■ What you will do
Go through the listing below and gather every line with the word "JSON".

■ Available data

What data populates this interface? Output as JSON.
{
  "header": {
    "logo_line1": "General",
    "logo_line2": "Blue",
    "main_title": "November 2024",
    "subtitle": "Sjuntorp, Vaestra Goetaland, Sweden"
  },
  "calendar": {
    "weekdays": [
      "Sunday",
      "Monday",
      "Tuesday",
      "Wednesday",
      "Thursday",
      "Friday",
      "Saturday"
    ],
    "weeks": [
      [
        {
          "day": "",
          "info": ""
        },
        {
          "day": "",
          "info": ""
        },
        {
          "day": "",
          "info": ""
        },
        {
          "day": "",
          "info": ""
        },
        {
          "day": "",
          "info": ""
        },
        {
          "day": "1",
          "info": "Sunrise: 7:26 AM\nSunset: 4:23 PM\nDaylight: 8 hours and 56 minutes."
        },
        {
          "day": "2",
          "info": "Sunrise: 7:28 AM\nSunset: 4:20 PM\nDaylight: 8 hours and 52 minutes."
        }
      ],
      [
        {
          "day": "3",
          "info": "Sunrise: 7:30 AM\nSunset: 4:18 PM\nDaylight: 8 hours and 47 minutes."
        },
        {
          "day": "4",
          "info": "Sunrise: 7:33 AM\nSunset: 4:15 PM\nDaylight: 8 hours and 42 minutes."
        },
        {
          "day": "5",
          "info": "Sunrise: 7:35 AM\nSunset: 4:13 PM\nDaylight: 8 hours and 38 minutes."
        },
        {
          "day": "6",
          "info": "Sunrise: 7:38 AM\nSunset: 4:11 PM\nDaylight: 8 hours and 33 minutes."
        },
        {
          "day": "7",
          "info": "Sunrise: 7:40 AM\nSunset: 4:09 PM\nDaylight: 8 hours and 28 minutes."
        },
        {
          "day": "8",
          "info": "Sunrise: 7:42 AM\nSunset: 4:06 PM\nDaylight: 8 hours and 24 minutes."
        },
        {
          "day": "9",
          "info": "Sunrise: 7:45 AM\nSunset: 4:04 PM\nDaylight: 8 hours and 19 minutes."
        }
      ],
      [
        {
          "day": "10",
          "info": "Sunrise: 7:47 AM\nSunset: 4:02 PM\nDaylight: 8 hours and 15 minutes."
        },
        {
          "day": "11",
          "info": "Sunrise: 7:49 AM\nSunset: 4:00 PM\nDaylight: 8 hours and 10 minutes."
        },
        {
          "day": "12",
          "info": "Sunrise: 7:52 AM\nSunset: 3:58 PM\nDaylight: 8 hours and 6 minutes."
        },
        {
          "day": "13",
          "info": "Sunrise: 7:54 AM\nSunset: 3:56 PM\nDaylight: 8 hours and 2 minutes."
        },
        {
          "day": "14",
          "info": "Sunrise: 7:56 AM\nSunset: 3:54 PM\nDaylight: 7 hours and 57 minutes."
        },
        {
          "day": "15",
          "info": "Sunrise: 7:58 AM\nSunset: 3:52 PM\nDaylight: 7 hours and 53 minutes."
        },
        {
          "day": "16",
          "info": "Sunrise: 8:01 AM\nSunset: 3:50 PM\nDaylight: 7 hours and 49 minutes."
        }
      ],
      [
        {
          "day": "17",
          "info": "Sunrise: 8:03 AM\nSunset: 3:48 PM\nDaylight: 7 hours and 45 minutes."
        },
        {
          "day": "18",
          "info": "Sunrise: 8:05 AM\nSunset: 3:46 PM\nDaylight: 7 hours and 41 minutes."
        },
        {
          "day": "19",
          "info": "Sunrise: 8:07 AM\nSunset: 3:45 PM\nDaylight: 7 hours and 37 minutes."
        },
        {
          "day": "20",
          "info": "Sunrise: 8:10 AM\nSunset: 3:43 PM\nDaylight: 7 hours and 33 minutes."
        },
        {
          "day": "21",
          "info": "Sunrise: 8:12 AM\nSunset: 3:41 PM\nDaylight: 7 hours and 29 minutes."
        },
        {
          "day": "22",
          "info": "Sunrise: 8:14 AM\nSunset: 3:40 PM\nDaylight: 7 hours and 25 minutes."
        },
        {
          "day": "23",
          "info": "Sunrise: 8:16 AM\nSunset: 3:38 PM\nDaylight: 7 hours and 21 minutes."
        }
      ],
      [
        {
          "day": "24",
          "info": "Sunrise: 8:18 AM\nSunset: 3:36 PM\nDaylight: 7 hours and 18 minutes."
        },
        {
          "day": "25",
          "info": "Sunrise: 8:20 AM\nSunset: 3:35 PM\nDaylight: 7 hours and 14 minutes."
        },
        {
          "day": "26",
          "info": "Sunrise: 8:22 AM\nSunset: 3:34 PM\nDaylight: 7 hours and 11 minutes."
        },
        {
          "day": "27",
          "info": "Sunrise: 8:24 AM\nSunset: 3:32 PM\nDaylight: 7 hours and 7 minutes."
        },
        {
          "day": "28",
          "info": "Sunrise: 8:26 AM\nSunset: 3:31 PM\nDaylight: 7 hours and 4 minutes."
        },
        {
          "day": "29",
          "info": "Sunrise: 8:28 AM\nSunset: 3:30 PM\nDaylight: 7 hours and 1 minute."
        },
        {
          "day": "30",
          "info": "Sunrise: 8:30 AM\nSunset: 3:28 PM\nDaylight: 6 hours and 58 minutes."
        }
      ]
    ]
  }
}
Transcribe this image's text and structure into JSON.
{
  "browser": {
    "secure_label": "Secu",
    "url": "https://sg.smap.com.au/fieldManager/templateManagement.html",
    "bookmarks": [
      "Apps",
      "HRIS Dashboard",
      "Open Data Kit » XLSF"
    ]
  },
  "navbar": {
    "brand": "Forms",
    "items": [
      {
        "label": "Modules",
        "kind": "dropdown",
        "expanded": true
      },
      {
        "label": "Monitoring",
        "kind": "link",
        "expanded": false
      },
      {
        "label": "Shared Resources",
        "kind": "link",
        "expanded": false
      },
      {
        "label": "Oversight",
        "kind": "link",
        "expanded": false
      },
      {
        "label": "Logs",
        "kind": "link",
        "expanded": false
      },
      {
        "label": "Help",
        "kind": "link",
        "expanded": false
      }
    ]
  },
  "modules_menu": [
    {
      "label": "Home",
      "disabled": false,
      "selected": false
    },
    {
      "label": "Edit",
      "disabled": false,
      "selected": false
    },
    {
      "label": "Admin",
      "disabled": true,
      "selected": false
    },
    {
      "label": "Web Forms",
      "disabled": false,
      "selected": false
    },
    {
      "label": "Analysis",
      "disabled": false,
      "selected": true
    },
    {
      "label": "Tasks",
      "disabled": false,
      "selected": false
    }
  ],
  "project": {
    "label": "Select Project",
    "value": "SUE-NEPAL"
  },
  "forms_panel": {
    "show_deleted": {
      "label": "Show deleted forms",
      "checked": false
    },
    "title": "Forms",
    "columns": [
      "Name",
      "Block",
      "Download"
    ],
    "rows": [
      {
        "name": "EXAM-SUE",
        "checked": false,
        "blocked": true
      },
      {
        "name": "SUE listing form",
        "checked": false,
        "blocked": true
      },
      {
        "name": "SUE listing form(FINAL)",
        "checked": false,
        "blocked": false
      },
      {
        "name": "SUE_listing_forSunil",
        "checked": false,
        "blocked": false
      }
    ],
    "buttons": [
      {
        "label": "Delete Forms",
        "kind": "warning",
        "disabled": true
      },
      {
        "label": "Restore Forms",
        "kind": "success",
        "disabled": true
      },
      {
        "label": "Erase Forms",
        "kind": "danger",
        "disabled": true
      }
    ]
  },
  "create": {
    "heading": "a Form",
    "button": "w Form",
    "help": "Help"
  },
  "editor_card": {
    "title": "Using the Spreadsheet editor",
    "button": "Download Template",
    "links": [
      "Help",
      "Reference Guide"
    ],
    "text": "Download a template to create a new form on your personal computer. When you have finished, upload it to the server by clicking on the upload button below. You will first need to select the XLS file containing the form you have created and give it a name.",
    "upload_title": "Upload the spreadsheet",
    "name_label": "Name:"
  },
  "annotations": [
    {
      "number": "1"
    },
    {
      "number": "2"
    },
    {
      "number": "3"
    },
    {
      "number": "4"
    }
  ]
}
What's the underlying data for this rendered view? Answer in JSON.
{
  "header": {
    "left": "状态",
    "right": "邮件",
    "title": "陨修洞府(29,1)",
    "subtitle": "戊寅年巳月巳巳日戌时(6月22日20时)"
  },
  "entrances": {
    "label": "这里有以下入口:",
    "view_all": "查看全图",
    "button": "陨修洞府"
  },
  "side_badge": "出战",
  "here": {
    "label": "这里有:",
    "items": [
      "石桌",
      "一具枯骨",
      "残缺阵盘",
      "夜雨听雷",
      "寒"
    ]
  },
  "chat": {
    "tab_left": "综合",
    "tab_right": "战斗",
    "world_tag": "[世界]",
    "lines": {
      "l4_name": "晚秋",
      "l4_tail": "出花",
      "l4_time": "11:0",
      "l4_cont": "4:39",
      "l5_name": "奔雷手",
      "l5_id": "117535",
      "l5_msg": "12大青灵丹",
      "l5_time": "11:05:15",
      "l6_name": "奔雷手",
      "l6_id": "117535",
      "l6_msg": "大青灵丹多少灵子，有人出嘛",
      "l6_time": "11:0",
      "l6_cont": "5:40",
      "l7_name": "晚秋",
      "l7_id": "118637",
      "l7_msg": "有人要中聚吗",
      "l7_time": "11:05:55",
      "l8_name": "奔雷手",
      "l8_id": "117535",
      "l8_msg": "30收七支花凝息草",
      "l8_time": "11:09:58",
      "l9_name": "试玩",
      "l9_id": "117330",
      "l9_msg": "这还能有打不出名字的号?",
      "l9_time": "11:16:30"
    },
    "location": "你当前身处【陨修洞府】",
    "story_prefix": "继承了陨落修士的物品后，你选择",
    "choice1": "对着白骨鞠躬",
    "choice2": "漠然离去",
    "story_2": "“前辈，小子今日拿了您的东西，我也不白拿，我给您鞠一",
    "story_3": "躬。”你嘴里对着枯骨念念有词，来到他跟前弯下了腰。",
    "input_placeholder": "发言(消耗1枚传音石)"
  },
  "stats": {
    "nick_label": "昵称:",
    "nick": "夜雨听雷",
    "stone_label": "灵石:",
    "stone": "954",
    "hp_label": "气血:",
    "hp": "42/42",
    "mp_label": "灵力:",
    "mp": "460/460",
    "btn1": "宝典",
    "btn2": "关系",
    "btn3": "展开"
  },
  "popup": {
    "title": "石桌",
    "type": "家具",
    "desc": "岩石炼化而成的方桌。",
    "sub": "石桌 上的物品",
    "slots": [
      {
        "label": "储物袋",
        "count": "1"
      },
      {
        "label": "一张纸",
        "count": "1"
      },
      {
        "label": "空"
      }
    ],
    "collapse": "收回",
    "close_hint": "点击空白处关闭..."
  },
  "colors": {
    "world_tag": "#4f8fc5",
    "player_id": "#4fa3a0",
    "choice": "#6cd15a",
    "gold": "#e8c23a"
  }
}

■ Exercise answer
What data populates this interface? Output as JSON.
Transcribe this image's text and structure into JSON.
What's the underlying data for this rendered view? Answer in JSON.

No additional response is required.